Find the word "arrears" in the data. Return every line where it appears.

++++ Data excerpts ++++

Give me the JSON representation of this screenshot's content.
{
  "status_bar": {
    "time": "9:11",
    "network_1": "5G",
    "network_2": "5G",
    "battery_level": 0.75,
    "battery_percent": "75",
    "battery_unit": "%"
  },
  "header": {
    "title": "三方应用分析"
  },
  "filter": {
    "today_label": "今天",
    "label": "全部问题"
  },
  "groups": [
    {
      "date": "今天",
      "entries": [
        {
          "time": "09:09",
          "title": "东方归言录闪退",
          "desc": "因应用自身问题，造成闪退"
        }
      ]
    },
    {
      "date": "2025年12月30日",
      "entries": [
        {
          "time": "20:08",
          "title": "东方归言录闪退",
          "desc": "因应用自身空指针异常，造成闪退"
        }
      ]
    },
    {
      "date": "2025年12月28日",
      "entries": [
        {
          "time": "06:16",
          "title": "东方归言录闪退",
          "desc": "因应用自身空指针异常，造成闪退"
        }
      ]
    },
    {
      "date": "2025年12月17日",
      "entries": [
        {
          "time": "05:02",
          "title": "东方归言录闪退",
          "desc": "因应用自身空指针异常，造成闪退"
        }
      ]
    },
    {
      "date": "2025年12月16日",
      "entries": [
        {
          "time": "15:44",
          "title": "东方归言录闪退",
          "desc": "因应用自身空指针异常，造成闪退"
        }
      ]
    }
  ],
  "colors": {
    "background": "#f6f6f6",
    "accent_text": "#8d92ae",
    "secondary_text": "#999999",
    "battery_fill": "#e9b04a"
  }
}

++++
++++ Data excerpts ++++

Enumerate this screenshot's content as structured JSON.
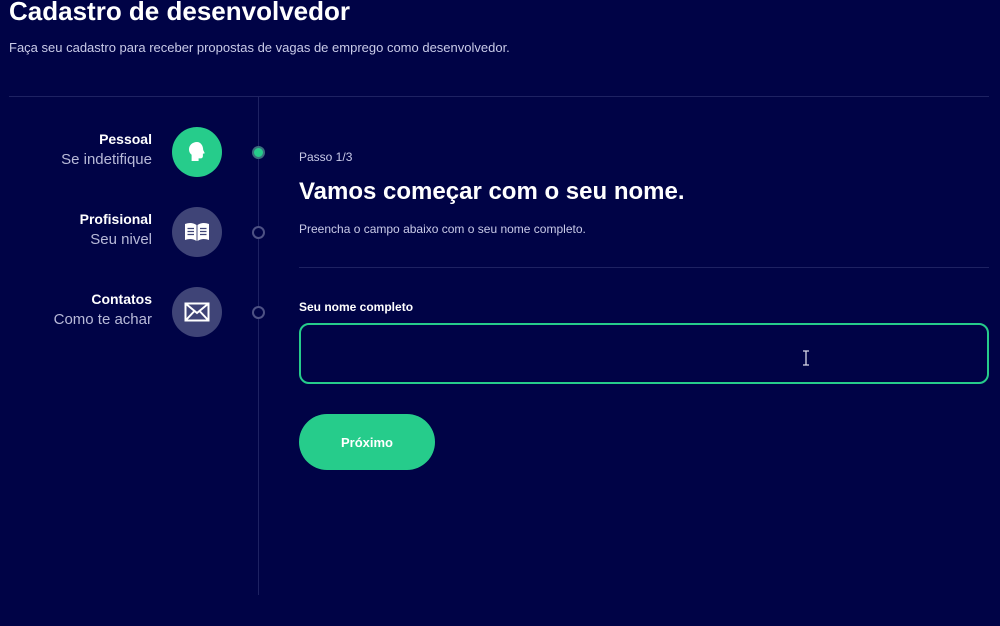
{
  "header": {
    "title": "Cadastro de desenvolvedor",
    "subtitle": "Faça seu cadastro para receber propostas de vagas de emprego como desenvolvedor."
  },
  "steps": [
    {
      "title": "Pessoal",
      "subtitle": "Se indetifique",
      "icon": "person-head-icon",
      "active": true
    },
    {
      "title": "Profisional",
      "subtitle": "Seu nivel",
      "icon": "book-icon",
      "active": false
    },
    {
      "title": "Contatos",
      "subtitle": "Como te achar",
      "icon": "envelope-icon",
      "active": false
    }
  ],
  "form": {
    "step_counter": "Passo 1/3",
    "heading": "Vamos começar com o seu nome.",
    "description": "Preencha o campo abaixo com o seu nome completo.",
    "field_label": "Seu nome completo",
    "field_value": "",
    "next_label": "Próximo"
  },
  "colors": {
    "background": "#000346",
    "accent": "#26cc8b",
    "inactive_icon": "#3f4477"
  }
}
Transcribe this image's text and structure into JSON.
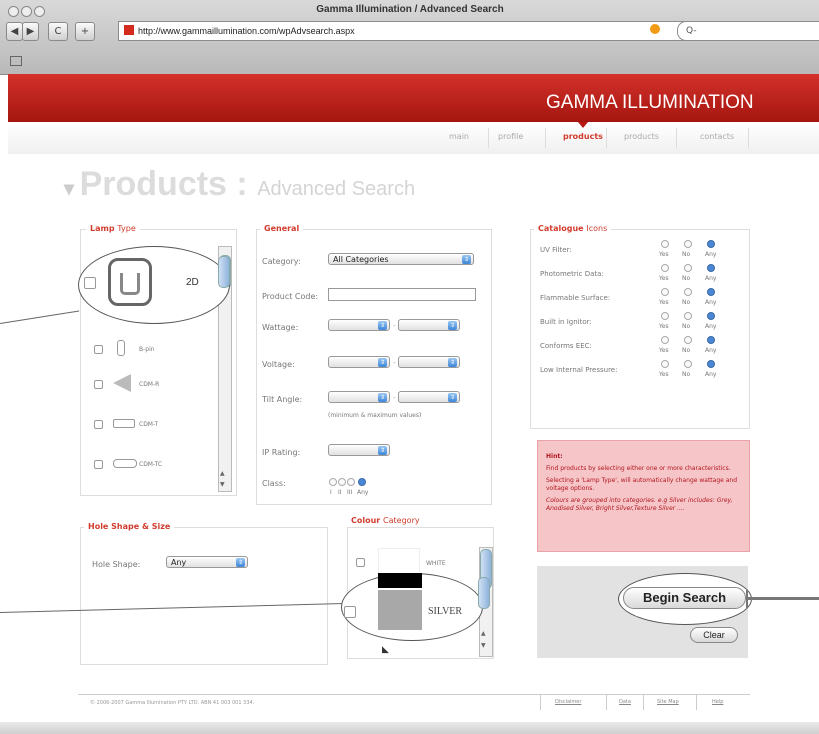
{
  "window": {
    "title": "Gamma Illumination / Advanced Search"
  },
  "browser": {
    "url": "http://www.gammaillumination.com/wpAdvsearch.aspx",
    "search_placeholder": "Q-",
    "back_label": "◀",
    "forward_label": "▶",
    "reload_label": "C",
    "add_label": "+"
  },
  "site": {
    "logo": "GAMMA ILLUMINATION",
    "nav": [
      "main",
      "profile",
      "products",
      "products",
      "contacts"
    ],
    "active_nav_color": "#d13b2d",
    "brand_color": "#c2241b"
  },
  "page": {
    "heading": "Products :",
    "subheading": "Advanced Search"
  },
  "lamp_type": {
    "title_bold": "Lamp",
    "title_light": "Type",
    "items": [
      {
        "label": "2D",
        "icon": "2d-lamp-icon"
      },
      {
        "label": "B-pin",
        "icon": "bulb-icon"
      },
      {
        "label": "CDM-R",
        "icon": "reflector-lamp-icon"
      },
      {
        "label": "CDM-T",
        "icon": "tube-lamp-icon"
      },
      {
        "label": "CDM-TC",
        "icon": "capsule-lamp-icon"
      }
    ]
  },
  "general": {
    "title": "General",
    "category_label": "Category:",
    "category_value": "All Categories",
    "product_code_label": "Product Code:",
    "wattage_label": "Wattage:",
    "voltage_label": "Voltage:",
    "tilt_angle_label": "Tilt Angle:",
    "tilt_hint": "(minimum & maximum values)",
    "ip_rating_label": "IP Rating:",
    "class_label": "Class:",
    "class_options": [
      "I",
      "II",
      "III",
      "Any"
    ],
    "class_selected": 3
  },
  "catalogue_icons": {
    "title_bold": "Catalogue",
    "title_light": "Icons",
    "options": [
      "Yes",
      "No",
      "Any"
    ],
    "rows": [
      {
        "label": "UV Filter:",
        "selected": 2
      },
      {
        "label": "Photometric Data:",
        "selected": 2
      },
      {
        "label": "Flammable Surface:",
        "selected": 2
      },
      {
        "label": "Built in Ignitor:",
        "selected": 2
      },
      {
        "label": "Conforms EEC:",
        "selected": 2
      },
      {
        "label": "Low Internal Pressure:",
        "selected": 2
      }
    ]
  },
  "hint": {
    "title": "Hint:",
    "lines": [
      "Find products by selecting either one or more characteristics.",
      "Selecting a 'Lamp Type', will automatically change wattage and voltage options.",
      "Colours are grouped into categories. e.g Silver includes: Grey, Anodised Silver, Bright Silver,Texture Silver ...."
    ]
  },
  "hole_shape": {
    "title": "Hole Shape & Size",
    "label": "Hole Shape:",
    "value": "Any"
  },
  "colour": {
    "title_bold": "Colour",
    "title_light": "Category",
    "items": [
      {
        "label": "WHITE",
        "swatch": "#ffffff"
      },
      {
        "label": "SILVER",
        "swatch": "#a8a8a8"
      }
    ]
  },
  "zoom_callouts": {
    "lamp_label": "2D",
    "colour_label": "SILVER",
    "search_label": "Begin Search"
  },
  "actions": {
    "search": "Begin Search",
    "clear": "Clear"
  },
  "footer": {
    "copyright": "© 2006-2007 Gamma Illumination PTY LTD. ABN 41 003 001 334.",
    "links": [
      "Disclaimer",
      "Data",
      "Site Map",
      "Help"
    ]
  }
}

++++
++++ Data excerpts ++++

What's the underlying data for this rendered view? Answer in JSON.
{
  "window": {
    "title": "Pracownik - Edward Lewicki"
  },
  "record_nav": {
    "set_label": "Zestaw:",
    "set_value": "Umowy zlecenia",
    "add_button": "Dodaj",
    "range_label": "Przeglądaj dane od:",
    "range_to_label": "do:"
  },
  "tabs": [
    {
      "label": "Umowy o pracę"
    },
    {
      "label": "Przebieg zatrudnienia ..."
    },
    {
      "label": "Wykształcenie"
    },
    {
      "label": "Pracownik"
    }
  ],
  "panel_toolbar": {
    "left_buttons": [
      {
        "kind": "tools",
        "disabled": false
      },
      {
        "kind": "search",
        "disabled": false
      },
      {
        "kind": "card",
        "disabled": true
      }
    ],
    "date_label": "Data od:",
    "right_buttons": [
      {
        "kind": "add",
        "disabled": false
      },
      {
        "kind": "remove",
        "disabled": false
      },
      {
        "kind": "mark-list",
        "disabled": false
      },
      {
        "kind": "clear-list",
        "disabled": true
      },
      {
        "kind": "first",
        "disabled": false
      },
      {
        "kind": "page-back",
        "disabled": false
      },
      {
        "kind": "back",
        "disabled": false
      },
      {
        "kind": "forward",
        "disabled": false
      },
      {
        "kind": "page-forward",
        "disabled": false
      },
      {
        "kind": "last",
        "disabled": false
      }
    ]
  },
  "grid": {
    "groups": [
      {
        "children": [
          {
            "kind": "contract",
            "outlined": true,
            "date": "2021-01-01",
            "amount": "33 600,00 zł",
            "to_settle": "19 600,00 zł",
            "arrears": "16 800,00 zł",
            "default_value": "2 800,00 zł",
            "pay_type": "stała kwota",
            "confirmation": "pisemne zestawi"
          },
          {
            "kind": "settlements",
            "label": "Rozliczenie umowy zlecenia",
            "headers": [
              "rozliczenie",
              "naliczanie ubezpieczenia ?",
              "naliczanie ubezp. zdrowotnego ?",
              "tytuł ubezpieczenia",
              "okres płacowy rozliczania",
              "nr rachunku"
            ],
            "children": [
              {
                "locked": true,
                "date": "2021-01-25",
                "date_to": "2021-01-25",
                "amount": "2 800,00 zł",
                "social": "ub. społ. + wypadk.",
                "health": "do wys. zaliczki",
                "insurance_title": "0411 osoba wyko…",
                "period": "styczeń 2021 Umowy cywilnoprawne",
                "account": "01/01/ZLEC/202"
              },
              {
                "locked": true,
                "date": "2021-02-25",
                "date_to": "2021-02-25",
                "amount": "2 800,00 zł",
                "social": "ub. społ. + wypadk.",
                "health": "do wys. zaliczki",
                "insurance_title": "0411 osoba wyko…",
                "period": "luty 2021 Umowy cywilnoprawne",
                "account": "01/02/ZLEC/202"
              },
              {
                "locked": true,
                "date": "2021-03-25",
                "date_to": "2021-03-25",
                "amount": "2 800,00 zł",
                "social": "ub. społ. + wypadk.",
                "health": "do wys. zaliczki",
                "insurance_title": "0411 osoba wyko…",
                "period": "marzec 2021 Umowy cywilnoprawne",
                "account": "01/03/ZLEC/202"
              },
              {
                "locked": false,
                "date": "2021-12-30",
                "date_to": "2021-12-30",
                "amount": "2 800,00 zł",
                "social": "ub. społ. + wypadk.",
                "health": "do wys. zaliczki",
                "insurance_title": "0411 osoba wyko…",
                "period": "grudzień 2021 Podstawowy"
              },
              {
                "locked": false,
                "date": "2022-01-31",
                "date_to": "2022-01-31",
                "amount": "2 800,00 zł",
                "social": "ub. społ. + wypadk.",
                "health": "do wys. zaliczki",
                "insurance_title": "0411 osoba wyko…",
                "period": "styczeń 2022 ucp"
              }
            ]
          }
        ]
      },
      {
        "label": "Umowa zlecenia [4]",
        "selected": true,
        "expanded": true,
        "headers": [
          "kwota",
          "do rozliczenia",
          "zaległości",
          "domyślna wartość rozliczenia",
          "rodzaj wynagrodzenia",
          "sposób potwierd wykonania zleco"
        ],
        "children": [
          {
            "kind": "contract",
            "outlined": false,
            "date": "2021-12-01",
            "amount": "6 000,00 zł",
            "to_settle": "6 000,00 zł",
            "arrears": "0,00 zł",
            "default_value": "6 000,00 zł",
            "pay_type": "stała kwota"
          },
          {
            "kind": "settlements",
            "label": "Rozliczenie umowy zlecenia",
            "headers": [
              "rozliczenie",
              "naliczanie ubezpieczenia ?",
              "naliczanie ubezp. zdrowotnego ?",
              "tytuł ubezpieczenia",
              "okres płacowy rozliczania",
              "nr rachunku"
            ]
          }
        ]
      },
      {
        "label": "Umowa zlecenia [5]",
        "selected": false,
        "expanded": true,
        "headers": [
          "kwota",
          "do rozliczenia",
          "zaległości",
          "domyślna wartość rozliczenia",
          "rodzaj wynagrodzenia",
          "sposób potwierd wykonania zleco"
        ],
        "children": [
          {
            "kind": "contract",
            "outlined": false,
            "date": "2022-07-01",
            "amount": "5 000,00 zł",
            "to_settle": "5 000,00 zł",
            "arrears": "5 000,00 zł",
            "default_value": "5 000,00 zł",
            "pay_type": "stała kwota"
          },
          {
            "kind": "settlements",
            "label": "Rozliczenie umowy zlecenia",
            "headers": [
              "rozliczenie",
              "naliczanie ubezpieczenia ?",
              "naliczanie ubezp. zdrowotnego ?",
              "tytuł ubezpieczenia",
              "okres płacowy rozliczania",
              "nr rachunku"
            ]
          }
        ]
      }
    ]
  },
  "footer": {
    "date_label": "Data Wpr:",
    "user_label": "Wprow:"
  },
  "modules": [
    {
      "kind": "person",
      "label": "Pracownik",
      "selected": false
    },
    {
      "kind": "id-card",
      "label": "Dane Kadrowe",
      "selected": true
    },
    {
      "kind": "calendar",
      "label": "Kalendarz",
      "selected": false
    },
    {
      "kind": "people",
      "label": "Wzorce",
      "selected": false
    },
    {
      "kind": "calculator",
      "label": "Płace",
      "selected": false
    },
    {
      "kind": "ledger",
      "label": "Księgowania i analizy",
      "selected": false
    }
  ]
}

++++

▸ Reply to the exercise:
            "arrears": "16 800,00 zł",
            "arrears": "0,00 zł",
            "arrears": "5 000,00 zł",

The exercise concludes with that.